Records ::

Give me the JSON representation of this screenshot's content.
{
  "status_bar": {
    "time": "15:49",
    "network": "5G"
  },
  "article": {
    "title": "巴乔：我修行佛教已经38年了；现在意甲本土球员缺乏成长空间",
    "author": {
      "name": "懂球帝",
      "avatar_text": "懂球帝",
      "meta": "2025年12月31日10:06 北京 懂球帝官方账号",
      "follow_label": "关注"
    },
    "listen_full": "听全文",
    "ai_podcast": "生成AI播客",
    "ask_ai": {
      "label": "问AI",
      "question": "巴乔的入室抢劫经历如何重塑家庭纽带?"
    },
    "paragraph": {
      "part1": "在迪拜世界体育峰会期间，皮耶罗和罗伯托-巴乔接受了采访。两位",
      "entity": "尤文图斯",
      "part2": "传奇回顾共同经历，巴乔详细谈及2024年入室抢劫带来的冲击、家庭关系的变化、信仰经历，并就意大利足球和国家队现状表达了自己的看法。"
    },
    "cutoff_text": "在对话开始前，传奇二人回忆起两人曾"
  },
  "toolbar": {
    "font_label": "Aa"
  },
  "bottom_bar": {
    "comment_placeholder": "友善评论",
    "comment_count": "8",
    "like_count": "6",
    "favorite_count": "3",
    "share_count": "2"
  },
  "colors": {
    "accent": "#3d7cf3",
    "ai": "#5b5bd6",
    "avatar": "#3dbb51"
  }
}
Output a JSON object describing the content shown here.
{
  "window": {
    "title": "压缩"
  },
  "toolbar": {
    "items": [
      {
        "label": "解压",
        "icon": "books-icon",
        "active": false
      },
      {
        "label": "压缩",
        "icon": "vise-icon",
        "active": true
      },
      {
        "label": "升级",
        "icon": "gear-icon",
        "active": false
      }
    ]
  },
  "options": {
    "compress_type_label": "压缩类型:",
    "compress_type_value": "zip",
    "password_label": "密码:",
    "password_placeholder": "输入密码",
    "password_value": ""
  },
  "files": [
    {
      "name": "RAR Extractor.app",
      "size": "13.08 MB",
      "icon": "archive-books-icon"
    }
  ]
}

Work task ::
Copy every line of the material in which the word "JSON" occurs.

Solution ::
Give me the JSON representation of this screenshot's content.
Output a JSON object describing the content shown here.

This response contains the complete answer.